On 24th November 2023, Confrontations Europe, in collaboration with the French Treasury and the AEFR organised, under the Chatham House Rule, the third edition of its annual conference on the Capital Markets Union around the Treasury representatives of six EU Member States. The following report summarises the debates which took place on this occasion.
Eight years after the Capital Markets Union was launched, it is a good time to take stock. The Eurogroup, in inclusive format, is working to present a plan on capital markets at the Summit of EU leaders in March 2024, ahead of the new Commission mandate. Major transformative steps have been taken such the European Single Access Point, the CSRD, MiFID and AIFM reviews, although EU capital markets remain less developed than in other jurisdictions, most importantly in the US. Perhaps moving towards one single union should not be a goal in itself, as long as companies can find the capital they require and cross-border obstacles are removed, and several “unions” could emerge. Participants agreed that major obstacles that are hard to address at EU level continue to be flagged by investors and companies, such as insolvency law, red tape, and withholding tax. While the Commission has tried to move on these topics, member states have been reluctant to move towards a European solution that is not the same as their own; perhaps instead they should genuinely look for the best practice in each field and accept that as a European model.
That the challenge is huge is not up for discussion – the funding gap to address the double or even triple transition (green, digital, and competitiveness) requires all possible funds to be mobilised. The gap could be as high as 988 billion euros for each year until 2030. A third of this amount, 330 billion, is available as a surplus of domestic savings. Part of it could come from Europe’s venture capital sector, which is ten times smaller than in the US: if just 1% of pension fund savings could unlock 100 billion euros in venture capital.
Despite the significant challenge, Europe remains a key leader and model on the financial markets were Europe leads the world, in fields such as green and broader sustainable finance. EU financial instruments targeting ESG investments such as green bonds cover 40% of global activities, for 18% of the world’s GDP. In that context, the Capital Markets Union can make a significant contribution to addressing climate change.
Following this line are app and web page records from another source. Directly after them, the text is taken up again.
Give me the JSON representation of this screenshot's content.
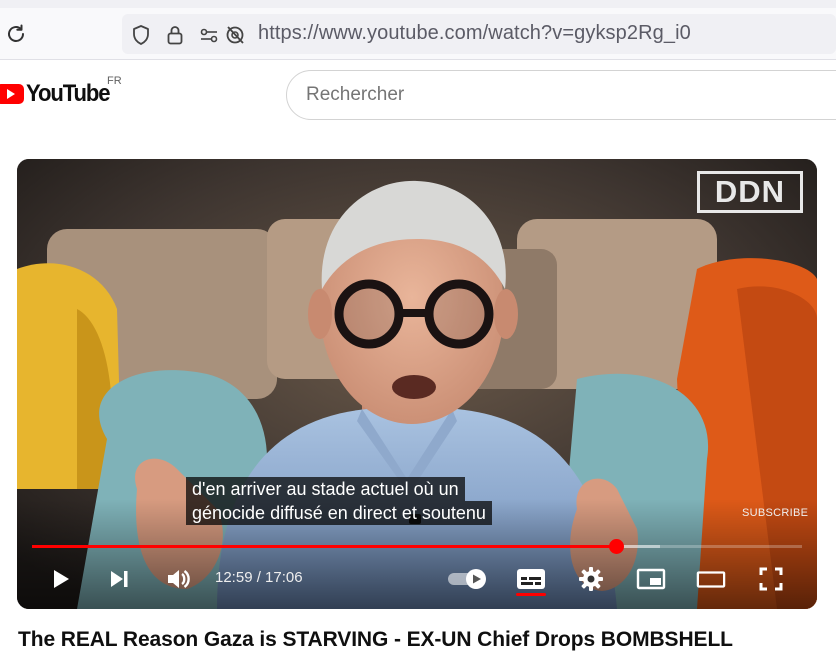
{
  "browser": {
    "url": "https://www.youtube.com/watch?v=gyksp2Rg_i0",
    "icons": [
      "reload-icon",
      "shield-icon",
      "lock-icon",
      "permissions-icon",
      "tracking-blocked-icon"
    ]
  },
  "header": {
    "brand": "YouTube",
    "region": "FR",
    "search_placeholder": "Rechercher"
  },
  "player": {
    "channel_logo": "DDN",
    "subscribe_watermark": "SUBSCRIBE",
    "caption_line1": "d'en arriver au stade actuel où un",
    "caption_line2": "génocide diffusé en direct et soutenu",
    "time_display": "12:59 / 17:06",
    "progress_fraction": 0.759,
    "buffered_fraction": 0.815,
    "accent_color": "#ff0000",
    "controls": [
      "play-icon",
      "next-icon",
      "volume-icon",
      "autoplay-toggle",
      "subtitles-icon",
      "settings-icon",
      "miniplayer-icon",
      "theater-icon",
      "fullscreen-icon"
    ]
  },
  "video": {
    "title": "The REAL Reason Gaza is STARVING - EX-UN Chief Drops BOMBSHELL"
  }
}
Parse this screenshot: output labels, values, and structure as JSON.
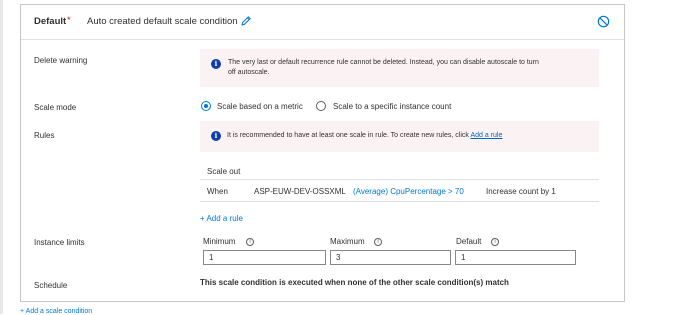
{
  "header": {
    "name": "Default",
    "required_mark": "*",
    "description": "Auto created default scale condition",
    "edit_icon": "pencil-icon",
    "delete_icon": "prohibited-icon"
  },
  "delete_warning": {
    "label": "Delete warning",
    "line1": "The very last or default recurrence rule cannot be deleted. Instead, you can disable autoscale to turn",
    "line2": "off autoscale."
  },
  "scale_mode": {
    "label": "Scale mode",
    "options": [
      "Scale based on a metric",
      "Scale to a specific instance count"
    ],
    "selected": "Scale based on a metric"
  },
  "rules": {
    "label": "Rules",
    "info_text": "It is recommended to have at least one scale in rule. To create new rules, click",
    "info_link": "Add a rule",
    "section_title": "Scale out",
    "row": {
      "when": "When",
      "resource": "ASP-EUW-DEV-OSSXML",
      "metric": "(Average) CpuPercentage > 70",
      "action": "Increase count by 1"
    },
    "add_rule": "+ Add a rule"
  },
  "instance_limits": {
    "label": "Instance limits",
    "minimum_label": "Minimum",
    "maximum_label": "Maximum",
    "default_label": "Default",
    "minimum": "1",
    "maximum": "3",
    "default": "1"
  },
  "schedule": {
    "label": "Schedule",
    "text": "This scale condition is executed when none of the other scale condition(s) match"
  },
  "footer": {
    "add_condition": "+ Add a scale condition"
  },
  "colors": {
    "accent": "#0078d4",
    "info_bg": "#fbf2f3",
    "required": "#a4262c"
  }
}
While all participants shared the need to get retail consumers to invest in financial markets, they recommended different ways of getting an increased participation, which doesn’t necessarily have to come from direct purchase of equity. Even though some countries support stock market participation through tax incentives, pushing for direct participation is not always the solution; it puts high demands on financial education, and many consumers do not have a very high risk appetite which would require diversification. Investment funds can also be a good alternative, or even a special government-mandated low-cost savings account such as the Livret A in France. The increased reliance on apps for selling investment products should not only be seen as a risk of investments shifting to crypto-assets, but rather as an opportunity for a new way of dialoguing and educating consumers, especially young adults. Apps could also help to break the cross-border barrier and encourage investors to again look beyond their borders. In this context, the Spanish Presidency aims to make progress on important targeted initiatives within the CMU such as the Retail Investment Strategy (even if views on distribution models and inducements clearly differ), the Listing Act and EMIR.
Finally, several participants brought up the idea of an opt-in pan-European regime in addition to national supervisory regimes, possible as an opt-in, 28th regime. This would have the added benefit for requiring a gradual upscaling of ESMA capacities, rather than a big-bang change as proposed by Christine Lagarde in her recent speech. Others supported a stronger role for securitisation, learning from the past mistakes and perhaps setting up a guarantee mechanism, a European version of the Federal National Mortgage Association (Fannie Mae) and the Federal Home Loan Mortgage Corporation (Freddie Mac).